## EXERCISE DESCRIPTION
With no addition or omission, return the entries below.
[SUPPLIED RECORDS]
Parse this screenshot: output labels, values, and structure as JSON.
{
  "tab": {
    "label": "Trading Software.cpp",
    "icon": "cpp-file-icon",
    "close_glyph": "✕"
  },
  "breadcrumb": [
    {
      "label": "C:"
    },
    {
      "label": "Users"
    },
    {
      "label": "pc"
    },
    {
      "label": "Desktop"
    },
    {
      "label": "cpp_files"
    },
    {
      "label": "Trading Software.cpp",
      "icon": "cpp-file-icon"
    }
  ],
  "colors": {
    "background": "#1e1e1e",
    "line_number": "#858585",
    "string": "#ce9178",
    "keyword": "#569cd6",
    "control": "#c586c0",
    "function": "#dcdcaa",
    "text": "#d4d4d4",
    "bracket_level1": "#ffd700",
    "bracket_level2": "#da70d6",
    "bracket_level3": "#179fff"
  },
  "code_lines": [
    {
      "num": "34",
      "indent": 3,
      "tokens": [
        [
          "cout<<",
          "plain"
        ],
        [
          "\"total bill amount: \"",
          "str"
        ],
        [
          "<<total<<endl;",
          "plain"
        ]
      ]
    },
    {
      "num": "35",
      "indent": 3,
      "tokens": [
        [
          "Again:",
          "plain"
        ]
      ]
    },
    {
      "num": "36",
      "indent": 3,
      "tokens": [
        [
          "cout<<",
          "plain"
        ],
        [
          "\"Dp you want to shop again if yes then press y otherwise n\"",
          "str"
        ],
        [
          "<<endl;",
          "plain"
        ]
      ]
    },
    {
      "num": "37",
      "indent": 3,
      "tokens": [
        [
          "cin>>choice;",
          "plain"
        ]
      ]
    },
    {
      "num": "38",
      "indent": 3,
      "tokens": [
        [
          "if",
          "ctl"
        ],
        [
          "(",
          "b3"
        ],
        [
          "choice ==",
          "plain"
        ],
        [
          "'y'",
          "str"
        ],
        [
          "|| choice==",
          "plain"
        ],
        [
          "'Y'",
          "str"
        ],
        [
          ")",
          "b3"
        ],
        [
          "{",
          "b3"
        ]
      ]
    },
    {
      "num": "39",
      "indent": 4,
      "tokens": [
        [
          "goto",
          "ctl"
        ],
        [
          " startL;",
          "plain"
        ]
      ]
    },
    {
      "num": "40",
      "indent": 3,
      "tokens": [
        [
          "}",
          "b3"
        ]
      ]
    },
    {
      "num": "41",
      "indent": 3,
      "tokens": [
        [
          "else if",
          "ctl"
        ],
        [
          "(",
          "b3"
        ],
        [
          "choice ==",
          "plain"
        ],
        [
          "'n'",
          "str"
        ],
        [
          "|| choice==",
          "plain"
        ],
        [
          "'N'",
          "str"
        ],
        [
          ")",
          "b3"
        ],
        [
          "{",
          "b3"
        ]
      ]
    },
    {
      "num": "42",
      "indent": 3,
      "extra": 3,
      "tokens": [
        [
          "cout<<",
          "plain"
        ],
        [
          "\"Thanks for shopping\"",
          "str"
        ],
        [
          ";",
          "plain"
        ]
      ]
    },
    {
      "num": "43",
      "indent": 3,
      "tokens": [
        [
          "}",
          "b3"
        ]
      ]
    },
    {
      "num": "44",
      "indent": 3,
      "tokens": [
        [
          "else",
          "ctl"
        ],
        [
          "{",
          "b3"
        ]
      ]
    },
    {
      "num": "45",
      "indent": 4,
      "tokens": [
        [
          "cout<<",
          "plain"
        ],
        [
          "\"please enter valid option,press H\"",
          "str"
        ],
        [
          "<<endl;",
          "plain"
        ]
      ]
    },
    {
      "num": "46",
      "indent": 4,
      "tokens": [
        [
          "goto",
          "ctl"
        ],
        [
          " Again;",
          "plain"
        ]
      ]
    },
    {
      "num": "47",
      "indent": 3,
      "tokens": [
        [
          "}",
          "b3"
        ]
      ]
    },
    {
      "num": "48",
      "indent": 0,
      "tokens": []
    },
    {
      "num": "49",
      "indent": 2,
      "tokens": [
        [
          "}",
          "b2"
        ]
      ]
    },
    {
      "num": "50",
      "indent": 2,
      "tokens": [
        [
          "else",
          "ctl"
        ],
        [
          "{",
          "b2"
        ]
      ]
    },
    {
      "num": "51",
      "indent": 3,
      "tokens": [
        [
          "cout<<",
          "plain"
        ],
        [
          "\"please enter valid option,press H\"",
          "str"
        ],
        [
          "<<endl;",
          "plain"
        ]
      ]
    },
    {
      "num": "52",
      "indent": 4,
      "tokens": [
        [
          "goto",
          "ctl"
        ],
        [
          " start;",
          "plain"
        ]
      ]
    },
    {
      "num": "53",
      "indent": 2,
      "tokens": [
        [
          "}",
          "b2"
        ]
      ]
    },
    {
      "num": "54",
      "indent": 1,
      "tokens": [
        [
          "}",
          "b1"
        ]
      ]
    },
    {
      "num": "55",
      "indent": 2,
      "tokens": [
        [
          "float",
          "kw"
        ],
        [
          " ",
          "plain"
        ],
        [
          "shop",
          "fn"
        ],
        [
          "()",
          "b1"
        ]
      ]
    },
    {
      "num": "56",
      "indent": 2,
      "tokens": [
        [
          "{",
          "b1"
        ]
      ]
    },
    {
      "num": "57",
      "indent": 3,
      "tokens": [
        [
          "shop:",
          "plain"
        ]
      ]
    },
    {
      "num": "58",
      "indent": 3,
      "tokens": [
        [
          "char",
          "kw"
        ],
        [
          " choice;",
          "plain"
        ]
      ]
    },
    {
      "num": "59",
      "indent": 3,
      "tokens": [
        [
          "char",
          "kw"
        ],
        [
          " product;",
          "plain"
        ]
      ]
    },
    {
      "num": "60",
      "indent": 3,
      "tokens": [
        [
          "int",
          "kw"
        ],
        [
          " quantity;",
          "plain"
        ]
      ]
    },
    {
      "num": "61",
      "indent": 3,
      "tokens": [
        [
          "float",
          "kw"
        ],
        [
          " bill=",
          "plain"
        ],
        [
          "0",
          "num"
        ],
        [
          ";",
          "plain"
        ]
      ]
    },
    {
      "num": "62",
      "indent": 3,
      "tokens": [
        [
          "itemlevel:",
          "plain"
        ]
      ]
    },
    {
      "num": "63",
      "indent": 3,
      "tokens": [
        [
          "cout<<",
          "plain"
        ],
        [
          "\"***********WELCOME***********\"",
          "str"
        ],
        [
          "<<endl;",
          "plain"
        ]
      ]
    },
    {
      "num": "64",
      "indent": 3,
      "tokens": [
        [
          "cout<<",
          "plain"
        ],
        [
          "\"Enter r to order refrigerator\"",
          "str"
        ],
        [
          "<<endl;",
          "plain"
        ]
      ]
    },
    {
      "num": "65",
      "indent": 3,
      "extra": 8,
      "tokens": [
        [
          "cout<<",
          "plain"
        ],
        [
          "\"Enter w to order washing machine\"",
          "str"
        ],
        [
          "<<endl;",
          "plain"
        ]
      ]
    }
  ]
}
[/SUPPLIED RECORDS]
## RESPONSE TO THIS TASK
Parse this screenshot: output labels, values, and structure as JSON.
{
  "tab": {
    "label": "Trading Software.cpp",
    "icon": "cpp-file-icon",
    "close_glyph": "✕"
  },
  "breadcrumb": [
    {
      "label": "C:"
    },
    {
      "label": "Users"
    },
    {
      "label": "pc"
    },
    {
      "label": "Desktop"
    },
    {
      "label": "cpp_files"
    },
    {
      "label": "Trading Software.cpp",
      "icon": "cpp-file-icon"
    }
  ],
  "colors": {
    "background": "#1e1e1e",
    "line_number": "#858585",
    "string": "#ce9178",
    "keyword": "#569cd6",
    "control": "#c586c0",
    "function": "#dcdcaa",
    "text": "#d4d4d4",
    "bracket_level1": "#ffd700",
    "bracket_level2": "#da70d6",
    "bracket_level3": "#179fff"
  },
  "code_lines": [
    {
      "num": "34",
      "indent": 3,
      "tokens": [
        [
          "cout<<",
          "plain"
        ],
        [
          "\"total bill amount: \"",
          "str"
        ],
        [
          "<<total<<endl;",
          "plain"
        ]
      ]
    },
    {
      "num": "35",
      "indent": 3,
      "tokens": [
        [
          "Again:",
          "plain"
        ]
      ]
    },
    {
      "num": "36",
      "indent": 3,
      "tokens": [
        [
          "cout<<",
          "plain"
        ],
        [
          "\"Dp you want to shop again if yes then press y otherwise n\"",
          "str"
        ],
        [
          "<<endl;",
          "plain"
        ]
      ]
    },
    {
      "num": "37",
      "indent": 3,
      "tokens": [
        [
          "cin>>choice;",
          "plain"
        ]
      ]
    },
    {
      "num": "38",
      "indent": 3,
      "tokens": [
        [
          "if",
          "ctl"
        ],
        [
          "(",
          "b3"
        ],
        [
          "choice ==",
          "plain"
        ],
        [
          "'y'",
          "str"
        ],
        [
          "|| choice==",
          "plain"
        ],
        [
          "'Y'",
          "str"
        ],
        [
          ")",
          "b3"
        ],
        [
          "{",
          "b3"
        ]
      ]
    },
    {
      "num": "39",
      "indent": 4,
      "tokens": [
        [
          "goto",
          "ctl"
        ],
        [
          " startL;",
          "plain"
        ]
      ]
    },
    {
      "num": "40",
      "indent": 3,
      "tokens": [
        [
          "}",
          "b3"
        ]
      ]
    },
    {
      "num": "41",
      "indent": 3,
      "tokens": [
        [
          "else if",
          "ctl"
        ],
        [
          "(",
          "b3"
        ],
        [
          "choice ==",
          "plain"
        ],
        [
          "'n'",
          "str"
        ],
        [
          "|| choice==",
          "plain"
        ],
        [
          "'N'",
          "str"
        ],
        [
          ")",
          "b3"
        ],
        [
          "{",
          "b3"
        ]
      ]
    },
    {
      "num": "42",
      "indent": 3,
      "extra": 3,
      "tokens": [
        [
          "cout<<",
          "plain"
        ],
        [
          "\"Thanks for shopping\"",
          "str"
        ],
        [
          ";",
          "plain"
        ]
      ]
    },
    {
      "num": "43",
      "indent": 3,
      "tokens": [
        [
          "}",
          "b3"
        ]
      ]
    },
    {
      "num": "44",
      "indent": 3,
      "tokens": [
        [
          "else",
          "ctl"
        ],
        [
          "{",
          "b3"
        ]
      ]
    },
    {
      "num": "45",
      "indent": 4,
      "tokens": [
        [
          "cout<<",
          "plain"
        ],
        [
          "\"please enter valid option,press H\"",
          "str"
        ],
        [
          "<<endl;",
          "plain"
        ]
      ]
    },
    {
      "num": "46",
      "indent": 4,
      "tokens": [
        [
          "goto",
          "ctl"
        ],
        [
          " Again;",
          "plain"
        ]
      ]
    },
    {
      "num": "47",
      "indent": 3,
      "tokens": [
        [
          "}",
          "b3"
        ]
      ]
    },
    {
      "num": "48",
      "indent": 0,
      "tokens": []
    },
    {
      "num": "49",
      "indent": 2,
      "tokens": [
        [
          "}",
          "b2"
        ]
      ]
    },
    {
      "num": "50",
      "indent": 2,
      "tokens": [
        [
          "else",
          "ctl"
        ],
        [
          "{",
          "b2"
        ]
      ]
    },
    {
      "num": "51",
      "indent": 3,
      "tokens": [
        [
          "cout<<",
          "plain"
        ],
        [
          "\"please enter valid option,press H\"",
          "str"
        ],
        [
          "<<endl;",
          "plain"
        ]
      ]
    },
    {
      "num": "52",
      "indent": 4,
      "tokens": [
        [
          "goto",
          "ctl"
        ],
        [
          " start;",
          "plain"
        ]
      ]
    },
    {
      "num": "53",
      "indent": 2,
      "tokens": [
        [
          "}",
          "b2"
        ]
      ]
    },
    {
      "num": "54",
      "indent": 1,
      "tokens": [
        [
          "}",
          "b1"
        ]
      ]
    },
    {
      "num": "55",
      "indent": 2,
      "tokens": [
        [
          "float",
          "kw"
        ],
        [
          " ",
          "plain"
        ],
        [
          "shop",
          "fn"
        ],
        [
          "()",
          "b1"
        ]
      ]
    },
    {
      "num": "56",
      "indent": 2,
      "tokens": [
        [
          "{",
          "b1"
        ]
      ]
    },
    {
      "num": "57",
      "indent": 3,
      "tokens": [
        [
          "shop:",
          "plain"
        ]
      ]
    },
    {
      "num": "58",
      "indent": 3,
      "tokens": [
        [
          "char",
          "kw"
        ],
        [
          " choice;",
          "plain"
        ]
      ]
    },
    {
      "num": "59",
      "indent": 3,
      "tokens": [
        [
          "char",
          "kw"
        ],
        [
          " product;",
          "plain"
        ]
      ]
    },
    {
      "num": "60",
      "indent": 3,
      "tokens": [
        [
          "int",
          "kw"
        ],
        [
          " quantity;",
          "plain"
        ]
      ]
    },
    {
      "num": "61",
      "indent": 3,
      "tokens": [
        [
          "float",
          "kw"
        ],
        [
          " bill=",
          "plain"
        ],
        [
          "0",
          "num"
        ],
        [
          ";",
          "plain"
        ]
      ]
    },
    {
      "num": "62",
      "indent": 3,
      "tokens": [
        [
          "itemlevel:",
          "plain"
        ]
      ]
    },
    {
      "num": "63",
      "indent": 3,
      "tokens": [
        [
          "cout<<",
          "plain"
        ],
        [
          "\"***********WELCOME***********\"",
          "str"
        ],
        [
          "<<endl;",
          "plain"
        ]
      ]
    },
    {
      "num": "64",
      "indent": 3,
      "tokens": [
        [
          "cout<<",
          "plain"
        ],
        [
          "\"Enter r to order refrigerator\"",
          "str"
        ],
        [
          "<<endl;",
          "plain"
        ]
      ]
    },
    {
      "num": "65",
      "indent": 3,
      "extra": 8,
      "tokens": [
        [
          "cout<<",
          "plain"
        ],
        [
          "\"Enter w to order washing machine\"",
          "str"
        ],
        [
          "<<endl;",
          "plain"
        ]
      ]
    }
  ]
}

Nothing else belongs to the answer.